The summer solstice is a great time to harvest your herbs. Usually by now, gardens are in full bloom, and if you do any wildcrafting, midsummer is a perfect season to find some goodies out in the woods. You can take some of the herbs associated with the Litha season and make an herb pouch to hang in your home (or carry with you) as a multi-purpose talisman.
In many magical traditions, the number nine is seen as sacred, so we’re going to use nine different herbs in this pouch project.
These are all herbs commonly available during the midsummer season, but if you don’t have access to them, feel free to substitute other herbs that grow in your area. Usually people use dried herbs in craft projects, but because these are growing right now, you may want to just use them fresh.
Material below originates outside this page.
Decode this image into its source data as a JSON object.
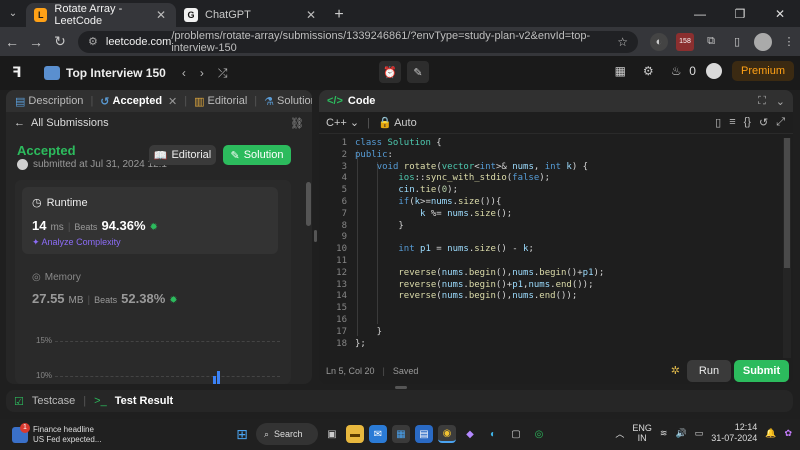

Gather equal amounts of the following herbs:
Basil, for good fortune
Hyssop, for cleansing and purifying
Lavender, for calmness and peace
Mugwort, for divination and dreams
Peppermint, for passion and love
Rosemary, for remembrance
Sage, for wisdom
Thyme, for psychic development
Yarrow, for healing
Blend your herbs together in a bowl. If you’re using dried herbs, crush them into a fine powder using your mortar and pestle. If you’re using fresh ones, it’s probably better to simply tear or chop them into equally sized pieces. This will help release the essential oils, and allow you to take advantage of the fragrances.
Stitch together a basic drawstring pouch using a summery color fabric (yellow or orange is perfect, but work with what you have).
If you don’t have any bright colors available, a plain muslin or cloth fabric will do just fine. Place the herbs in the pouch, and pull the drawstring tightly.
You can keep the pouch on your altar during your midsummer celebrations, hang it over your door to welcome guests, or even carry it in your pocket as a summertime talisman.
Midsummer, or Litha, is the season of the summer solstice, and it's a great time for herb gardens, because there are buds and blooms everywhere. This is a powerful time togather herbs, and also to prepare and use them. Any fresh herb can be dried simply by picking it and tying it up in small bundles in a well-ventilated area. Once they are completely dry store them in airtight jars in a dark place.
To make your own magical summer incense, first determine what form you’d like to make. You can make incense with sticks and in cones, but the easiest kind uses loose ingredients, which are then burned on top of a charcoal disc or tossed into a fire. Thisrecipe is for loose incense, but you can always adapt it for stick or cone recipes.
As you mix and blend your incense, focus on the intent of your work. In this particular recipe, we’re creating an incense to use during a Litha rite -- and since Litha is all about the sun and its strength, we’re going to make this a fiery and powerful incense.
3 parts myrrh
1 part apple blossoms
½ part bay leaves
½ part cinnamon bark
1 part chamomile flowers
1 part lavender flowers
2 parts mugwort
½ part rosemary
Add your ingredients to your mixing bowl one at a time. Measure carefully, and if the leaves or blossoms need to be crushed, use your mortar and pestle to do so. As you blend the herbs together, state your intent. You may find it helpful to charge your incense with an incantation, such as:
Balance of the heavens and earth below,
The power of the sun in this incense grows.
Cinnamon, mugwort, apple and bay,
Fire and water, on this longest day.
Herbs of power, blended by me,
As I will, so it shall be.
Store your incense in a tightly sealed jar. Make sure you label it with its name, as well as the date you created it. Use within three months, so that it remains charged and fresh.